s the 2003 legislative session
begins, the General Assembly and the new executive
administration face a number of daunting questions.
Education, health care, the environment, government
restructuring, economic development, the state's infrastructure,
and the environment are among a host of issues that
will be addressed in the state in the coming months.
And overriding all these issues is the state's projected
budget shortfall that shapes invariably the context
within which these other issues are debated and must
be dealt with if meaningful progress is to be made.
It is appropriate and timely, therefore, that the significance
of the budget issue in the state's political discussion
be reflected in the articles in this issue of Public
Policy & Practice.
In an excerpt
from her newly published work, Funding Government in
South Carolina, Dr. Holley Ulbrich provides an overview
of the role that fees and charges play as sources of
revenue for state and local government. She notes that
over the past decade governments in South Carolina have
increasingly relied on fees and charges as revenue sources
and cautions that the state may have gone beyond the
optimal level of use of such charges.
Mike Shealy's article on the South Carolina Joint Committee
on Taxation describes the structure of this important
committee as well as it duties.
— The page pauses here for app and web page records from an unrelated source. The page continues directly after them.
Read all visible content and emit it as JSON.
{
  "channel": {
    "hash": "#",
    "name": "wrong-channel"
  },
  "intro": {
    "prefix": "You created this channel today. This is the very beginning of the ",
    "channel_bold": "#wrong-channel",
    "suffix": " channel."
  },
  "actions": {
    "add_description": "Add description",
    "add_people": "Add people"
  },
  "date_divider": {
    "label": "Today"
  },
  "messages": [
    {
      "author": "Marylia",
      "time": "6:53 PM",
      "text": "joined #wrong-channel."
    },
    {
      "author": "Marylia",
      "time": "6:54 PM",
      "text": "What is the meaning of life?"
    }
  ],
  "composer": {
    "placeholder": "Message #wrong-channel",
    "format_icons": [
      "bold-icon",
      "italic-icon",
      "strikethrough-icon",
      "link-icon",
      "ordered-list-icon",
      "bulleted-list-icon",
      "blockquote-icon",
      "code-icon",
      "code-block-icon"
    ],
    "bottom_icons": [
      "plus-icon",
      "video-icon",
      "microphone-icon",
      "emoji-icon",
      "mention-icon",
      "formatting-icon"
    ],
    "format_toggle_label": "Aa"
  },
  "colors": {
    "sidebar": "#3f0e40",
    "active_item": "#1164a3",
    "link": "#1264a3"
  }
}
As he notes, among the
charges of this committee is to recommend changes to
the state's tax structure that results in a stable,
equitable and fair tax system that is more easily understandable.
In sum, the "systems perspective" on the state's
tax structure that this committee provides should prove
valuable in addressing the revenue side of the budget
by Dr. Jo Anne Anderson and her colleagues addresses
funding for a specific – but very large and important
– area, public education. As the state has striven
to improve performance in the kindergarten through twelfth
grade system, corresponding changes have not been made
in the amount and distribution of resources available
to this system. The authors' discussion of the major
challenges facing this system underscores the magnitude
of the task that confronts the state in providing adequate
and equitably distributed resources for public education.
Richard Young's piece on performance based budget systems
outlines the elements of several approaches to budgeting.
In this era of deficits, a budgeting approach based
on performance provides a vehicle for policy-makers
to use in deciding how to allocate scare public funds.
Such an approach may prove valuable to both the state
and local governments as they attempt to deal with the
current budget situation.
is obvious that the current budget crisis did not develop
overnight, nor will it be solved quickly. But we believe
that the articles in this issue provide a basis for
addressing some of the major aspects of this problem
and will inform our readers as to ideas and processes
that, in our estimation, may be of benefit.
always, we welcome your comments and suggestions on
the contents of the journal. Please e-mail any comments
Richard D. Young, Editor in Chief Public Policy & Practice
Institute for Public Service and
University of South Carolina
Columbia, SC 29208
Phone: (803) 777-0453
Fax: (803) 777-4575